TASK TO CARRY OUT: Select all lines holding the word "name" from the entries that follow.

Dataset rows for apps and sites:
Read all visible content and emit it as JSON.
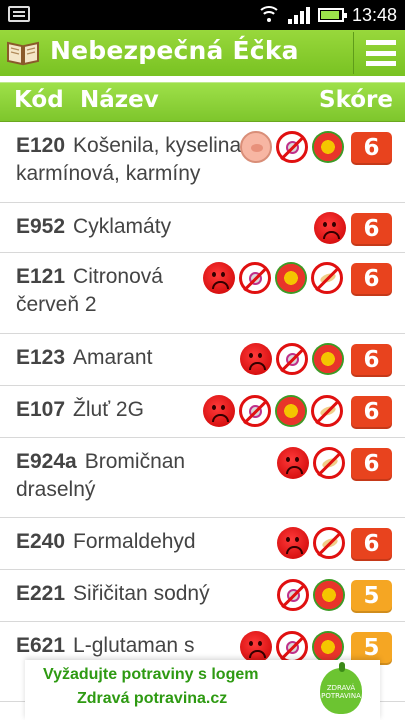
{
  "status_bar": {
    "time": "13:48"
  },
  "app_bar": {
    "title": "Nebezpečná Éčka"
  },
  "table_header": {
    "code": "Kód",
    "name": "Název",
    "score": "Skóre"
  },
  "colors": {
    "accent_green": "#7ec62c",
    "score_6": "#e8431e",
    "score_5": "#f5a623"
  },
  "rows": [
    {
      "code": "E120",
      "name": "Košenila, kyselina karmínová, karmíny",
      "score": "6",
      "icons": [
        "pig-icon",
        "no-baby-icon",
        "flower-icon"
      ]
    },
    {
      "code": "E952",
      "name": "Cyklamáty",
      "score": "6",
      "icons": [
        "sad-face-icon"
      ]
    },
    {
      "code": "E121",
      "name": "Citronová červeň 2",
      "score": "6",
      "icons": [
        "sad-face-icon",
        "no-baby-icon",
        "flower-icon",
        "no-gluten-icon"
      ]
    },
    {
      "code": "E123",
      "name": "Amarant",
      "score": "6",
      "icons": [
        "sad-face-icon",
        "no-baby-icon",
        "flower-icon"
      ]
    },
    {
      "code": "E107",
      "name": "Žluť 2G",
      "score": "6",
      "icons": [
        "sad-face-icon",
        "no-baby-icon",
        "flower-icon",
        "no-gluten-icon"
      ]
    },
    {
      "code": "E924a",
      "name": "Bromičnan draselný",
      "score": "6",
      "icons": [
        "sad-face-icon",
        "no-gluten-icon"
      ]
    },
    {
      "code": "E240",
      "name": "Formaldehyd",
      "score": "6",
      "icons": [
        "sad-face-icon",
        "no-gluten-icon"
      ]
    },
    {
      "code": "E221",
      "name": "Siřičitan sodný",
      "score": "5",
      "icons": [
        "no-baby-icon",
        "flower-icon"
      ]
    },
    {
      "code": "E621",
      "name": "L-glutaman s",
      "score": "5",
      "icons": [
        "sad-face-icon",
        "no-baby-icon",
        "flower-icon"
      ]
    }
  ],
  "ad_banner": {
    "line1": "Vyžadujte potraviny s logem",
    "line2": "Zdravá potravina.cz",
    "logo_text": "ZDRAVÁ POTRAVINA"
  }
}
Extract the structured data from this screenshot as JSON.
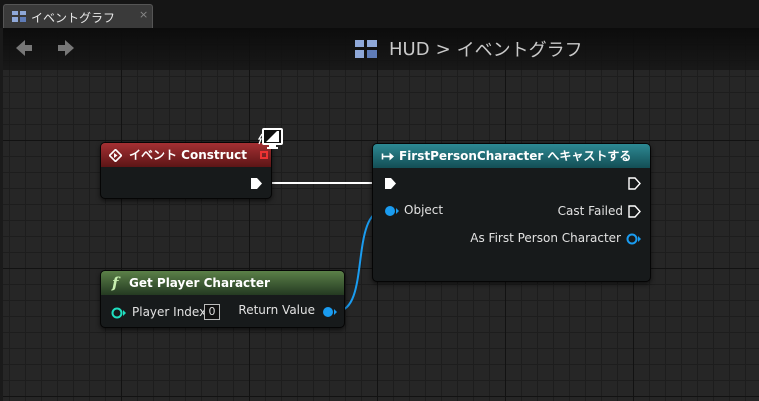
{
  "tab": {
    "title": "イベントグラフ",
    "close": "×",
    "icon": "blueprint-graph-icon"
  },
  "breadcrumb": {
    "icon": "blueprint-graph-icon",
    "parent": "HUD",
    "separator": ">",
    "current": "イベントグラフ"
  },
  "nav": {
    "back_icon": "arrow-left-icon",
    "forward_icon": "arrow-right-icon"
  },
  "nodes": {
    "event_construct": {
      "title": "イベント Construct",
      "icon": "event-diamond-icon"
    },
    "cast": {
      "title": "FirstPersonCharacter へキャストする",
      "icon": "cast-arrow-icon",
      "object_label": "Object",
      "cast_failed_label": "Cast Failed",
      "as_label": "As First Person Character"
    },
    "get_player": {
      "title": "Get Player Character",
      "icon": "function-f-icon",
      "player_index_label": "Player Index",
      "player_index_value": "0",
      "return_label": "Return Value"
    }
  },
  "colors": {
    "event_header": "#a43033",
    "cast_header": "#2d8993",
    "function_header": "#5b8048",
    "object_pin": "#1a9cf0",
    "int_pin": "#1fe0c0",
    "exec_pin": "#ffffff"
  }
}
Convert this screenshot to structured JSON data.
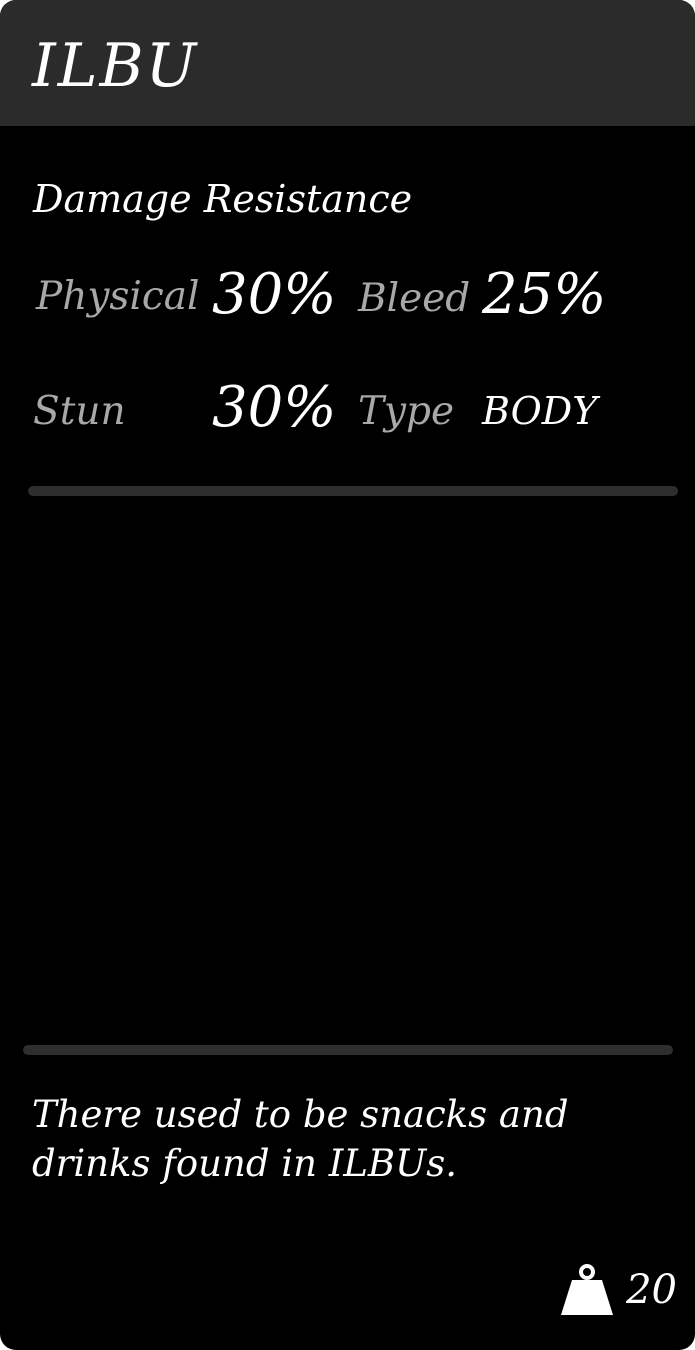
{
  "item": {
    "name": "ILBU"
  },
  "damage_resistance": {
    "heading": "Damage Resistance",
    "physical_label": "Physical",
    "physical_value": "30%",
    "bleed_label": "Bleed",
    "bleed_value": "25%",
    "stun_label": "Stun",
    "stun_value": "30%",
    "type_label": "Type",
    "type_value": "BODY"
  },
  "description": "There used to be snacks and drinks found in ILBUs.",
  "weight": {
    "icon": "weight-icon",
    "value": "20"
  },
  "colors": {
    "card_background": "#000000",
    "header_background": "#2b2b2b",
    "label_gray": "#a8a8a8",
    "divider": "#2e2e2e",
    "text_white": "#ffffff"
  }
}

RESULT:
    "name": "Název",
      "name": "Košenila, kyselina karmínová, karmíny",
      "name": "Cyklamáty",
      "name": "Citronová červeň 2",
      "name": "Amarant",
      "name": "Žluť 2G",
      "name": "Bromičnan draselný",
      "name": "Formaldehyd",
      "name": "Siřičitan sodný",
      "name": "L-glutaman s",
    "name": "ILBU"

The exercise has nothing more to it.